TASK PROMPT: Return the data exactly, without pictures.
_ _ _
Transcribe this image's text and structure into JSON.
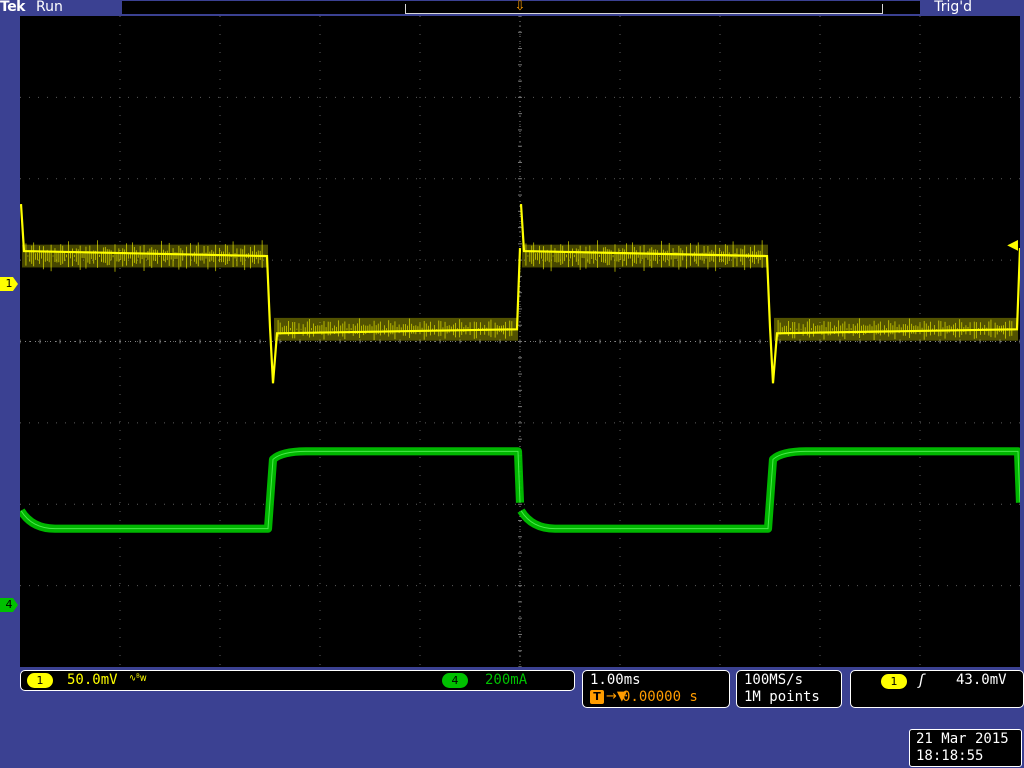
{
  "top_status": {
    "brand": "Tek",
    "state": "Run",
    "trigger_status": "Trig'd",
    "trigger_position_icon": "trigger-position-marker",
    "trigger_t_label": "T"
  },
  "channels": {
    "ch1": {
      "label": "1",
      "scale": "50.0mV",
      "coupling": "∿ᴮw",
      "color": "#ffff00"
    },
    "ch4": {
      "label": "4",
      "scale": "200mA",
      "color": "#00c000"
    }
  },
  "timebase": {
    "scale": "1.00ms",
    "delay_label": "T",
    "delay_arrows": "→▼",
    "delay": "0.00000 s"
  },
  "acquisition": {
    "sample_rate": "100MS/s",
    "record_length": "1M points"
  },
  "trigger": {
    "source": "1",
    "slope_icon": "rising-edge-icon",
    "slope_glyph": "ʃ",
    "level": "43.0mV"
  },
  "datetime": {
    "date": "21 Mar 2015",
    "time": "18:18:55"
  },
  "chart_data": {
    "type": "line",
    "x_divisions": 10,
    "y_divisions": 8,
    "x_unit_per_div": "1.00ms",
    "grid": true,
    "series": [
      {
        "name": "1",
        "color": "#ffff00",
        "scale": "50.0mV/div",
        "periods": 2,
        "high_level_divisions": 1.05,
        "low_level_divisions": 0.15,
        "noise_band_divisions": 0.28
      },
      {
        "name": "4",
        "color": "#00c000",
        "scale": "200mA/div",
        "periods": 2,
        "high_level_divisions": -1.35,
        "low_level_divisions": -2.3,
        "noise_band_divisions": 0.1
      }
    ]
  }
}
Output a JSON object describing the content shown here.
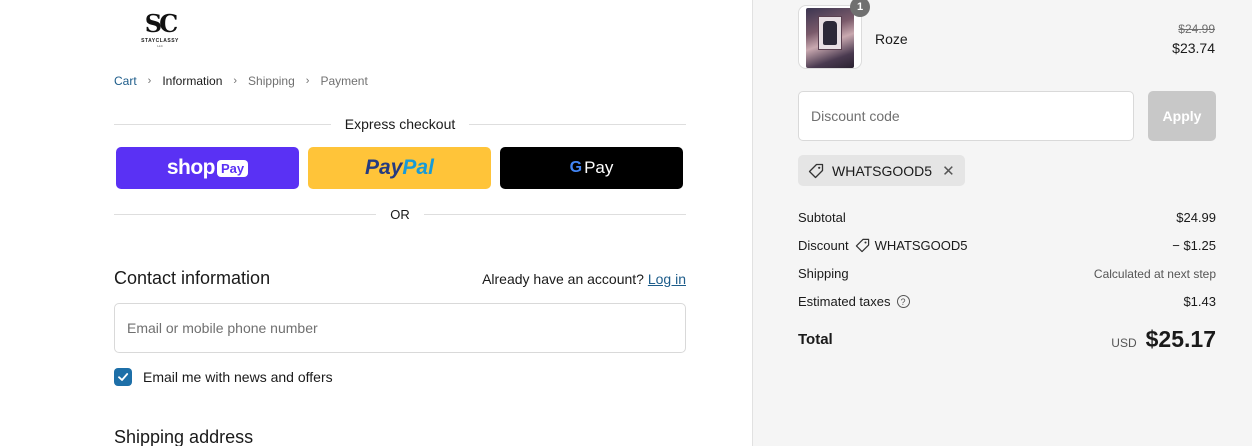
{
  "logo": {
    "mark": "SC",
    "brand": "STAYCLASSY",
    "brand_sub": "LLC"
  },
  "breadcrumb": {
    "items": [
      {
        "label": "Cart"
      },
      {
        "label": "Information"
      },
      {
        "label": "Shipping"
      },
      {
        "label": "Payment"
      }
    ],
    "current": "Information"
  },
  "express_checkout": {
    "title": "Express checkout",
    "shop_label": "shop",
    "shop_pill": "Pay",
    "paypal_part1": "Pay",
    "paypal_part2": "Pal",
    "gpay_g": "G",
    "gpay_label": "Pay",
    "or_label": "OR"
  },
  "contact": {
    "title": "Contact information",
    "account_prompt": "Already have an account?",
    "login_label": "Log in",
    "email_placeholder": "Email or mobile phone number",
    "newsletter_label": "Email me with news and offers",
    "newsletter_checked": true
  },
  "shipping": {
    "title": "Shipping address"
  },
  "order": {
    "item": {
      "name": "Roze",
      "quantity": "1",
      "original_price": "$24.99",
      "price": "$23.74"
    },
    "discount_placeholder": "Discount code",
    "apply_label": "Apply",
    "applied_code": "WHATSGOOD5",
    "subtotal_label": "Subtotal",
    "subtotal_value": "$24.99",
    "discount_label": "Discount",
    "discount_code": "WHATSGOOD5",
    "discount_value": "− $1.25",
    "shipping_label": "Shipping",
    "shipping_value": "Calculated at next step",
    "taxes_label": "Estimated taxes",
    "taxes_value": "$1.43",
    "total_label": "Total",
    "currency": "USD",
    "total_value": "$25.17"
  },
  "colors": {
    "shop_pay": "#5a31f4",
    "paypal": "#ffc439",
    "gpay": "#000000",
    "link": "#1d5c8a",
    "checkbox": "#1d6fa8",
    "sidebar_bg": "#f5f5f5"
  },
  "icons": [
    "tag-icon",
    "close-icon",
    "help-icon",
    "check-icon",
    "chevron-right-icon"
  ]
}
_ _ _
EXERCISE OUTPUT:
Transcribe this image's text and structure into JSON.
{
  "top_status": {
    "brand": "Tek",
    "state": "Run",
    "trigger_status": "Trig'd",
    "trigger_position_icon": "trigger-position-marker",
    "trigger_t_label": "T"
  },
  "channels": {
    "ch1": {
      "label": "1",
      "scale": "50.0mV",
      "coupling": "∿ᴮw",
      "color": "#ffff00"
    },
    "ch4": {
      "label": "4",
      "scale": "200mA",
      "color": "#00c000"
    }
  },
  "timebase": {
    "scale": "1.00ms",
    "delay_label": "T",
    "delay_arrows": "→▼",
    "delay": "0.00000 s"
  },
  "acquisition": {
    "sample_rate": "100MS/s",
    "record_length": "1M points"
  },
  "trigger": {
    "source": "1",
    "slope_icon": "rising-edge-icon",
    "slope_glyph": "ʃ",
    "level": "43.0mV"
  },
  "datetime": {
    "date": "21 Mar 2015",
    "time": "18:18:55"
  },
  "chart_data": {
    "type": "line",
    "x_divisions": 10,
    "y_divisions": 8,
    "x_unit_per_div": "1.00ms",
    "grid": true,
    "series": [
      {
        "name": "1",
        "color": "#ffff00",
        "scale": "50.0mV/div",
        "periods": 2,
        "high_level_divisions": 1.05,
        "low_level_divisions": 0.15,
        "noise_band_divisions": 0.28
      },
      {
        "name": "4",
        "color": "#00c000",
        "scale": "200mA/div",
        "periods": 2,
        "high_level_divisions": -1.35,
        "low_level_divisions": -2.3,
        "noise_band_divisions": 0.1
      }
    ]
  }
}
Output a JSON object describing the content shown here.
{
  "logo": {
    "mark": "SC",
    "brand": "STAYCLASSY",
    "brand_sub": "LLC"
  },
  "breadcrumb": {
    "items": [
      {
        "label": "Cart"
      },
      {
        "label": "Information"
      },
      {
        "label": "Shipping"
      },
      {
        "label": "Payment"
      }
    ],
    "current": "Information"
  },
  "express_checkout": {
    "title": "Express checkout",
    "shop_label": "shop",
    "shop_pill": "Pay",
    "paypal_part1": "Pay",
    "paypal_part2": "Pal",
    "gpay_g": "G",
    "gpay_label": "Pay",
    "or_label": "OR"
  },
  "contact": {
    "title": "Contact information",
    "account_prompt": "Already have an account?",
    "login_label": "Log in",
    "email_placeholder": "Email or mobile phone number",
    "newsletter_label": "Email me with news and offers",
    "newsletter_checked": true
  },
  "shipping": {
    "title": "Shipping address"
  },
  "order": {
    "item": {
      "name": "Roze",
      "quantity": "1",
      "original_price": "$24.99",
      "price": "$23.74"
    },
    "discount_placeholder": "Discount code",
    "apply_label": "Apply",
    "applied_code": "WHATSGOOD5",
    "subtotal_label": "Subtotal",
    "subtotal_value": "$24.99",
    "discount_label": "Discount",
    "discount_code": "WHATSGOOD5",
    "discount_value": "− $1.25",
    "shipping_label": "Shipping",
    "shipping_value": "Calculated at next step",
    "taxes_label": "Estimated taxes",
    "taxes_value": "$1.43",
    "total_label": "Total",
    "currency": "USD",
    "total_value": "$25.17"
  },
  "colors": {
    "shop_pay": "#5a31f4",
    "paypal": "#ffc439",
    "gpay": "#000000",
    "link": "#1d5c8a",
    "checkbox": "#1d6fa8",
    "sidebar_bg": "#f5f5f5"
  },
  "icons": [
    "tag-icon",
    "close-icon",
    "help-icon",
    "check-icon",
    "chevron-right-icon"
  ]
}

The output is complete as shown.